■ Exercise goal
If a line holds the word "name", copy it from the entries.

■ Listed records
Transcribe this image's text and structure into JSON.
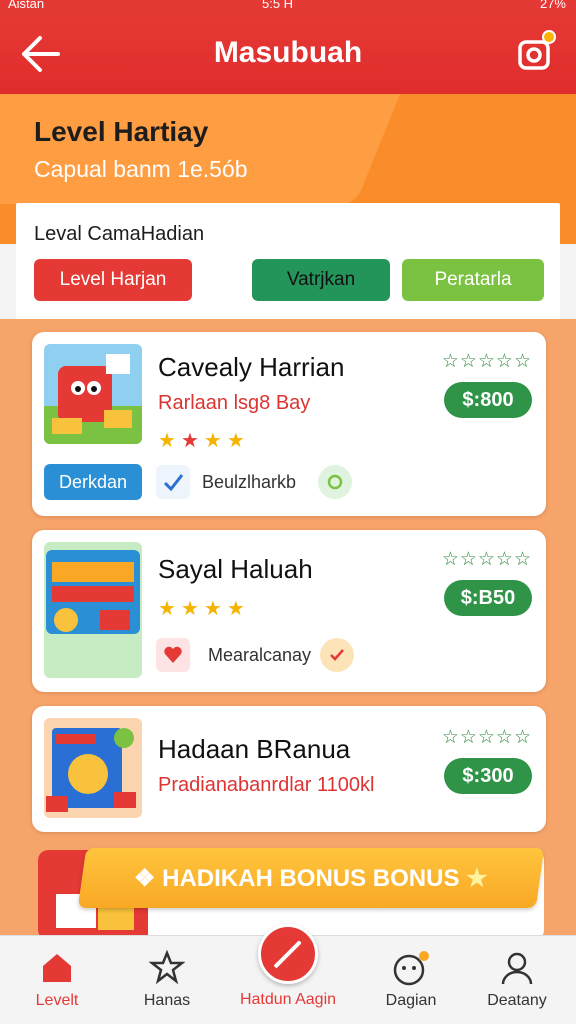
{
  "status_bar": {
    "carrier": "Aistan",
    "time": "5:5 H",
    "battery": "27%"
  },
  "app_bar": {
    "title": "Masubuah"
  },
  "hero": {
    "title": "Level Hartiay",
    "subtitle": "Capual banm 1e.5ób"
  },
  "panel": {
    "title": "Leval CamaHadian",
    "tabs": [
      {
        "label": "Level Harjan"
      },
      {
        "label": "Vatrjkan"
      },
      {
        "label": "Peratarla"
      }
    ]
  },
  "cards": [
    {
      "name": "Cavealy Harrian",
      "subtitle": "Rarlaan lsg8 Bay",
      "price": "$:800",
      "stars": "☆☆☆☆☆",
      "button_label": "Derkdan",
      "meta_label": "Beulzlharkb"
    },
    {
      "name": "Sayal Haluah",
      "price": "$:B50",
      "stars": "☆☆☆☆☆",
      "meta_label": "Mearalcanay"
    },
    {
      "name": "Hadaan BRanua",
      "subtitle": "Pradianabanrdlar 1100kl",
      "price": "$:300",
      "stars": "☆☆☆☆☆"
    }
  ],
  "bonus": {
    "label": "HADIKAH BONUS BONUS"
  },
  "bottom_nav": {
    "items": [
      {
        "label": "Levelt",
        "icon": "home-icon"
      },
      {
        "label": "Hanas",
        "icon": "star-icon"
      },
      {
        "label": "Hatdun Aagin",
        "icon": "pencil-icon"
      },
      {
        "label": "Dagian",
        "icon": "face-icon"
      },
      {
        "label": "Deatany",
        "icon": "user-icon"
      }
    ]
  },
  "colors": {
    "primary": "#e53935",
    "accent_orange": "#fb8c2a",
    "green": "#2f9447",
    "light_green": "#7cc242",
    "gold": "#f9a825"
  }
}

■ Solved problem
      "name": "Cavealy Harrian",
      "name": "Sayal Haluah",
      "name": "Hadaan BRanua",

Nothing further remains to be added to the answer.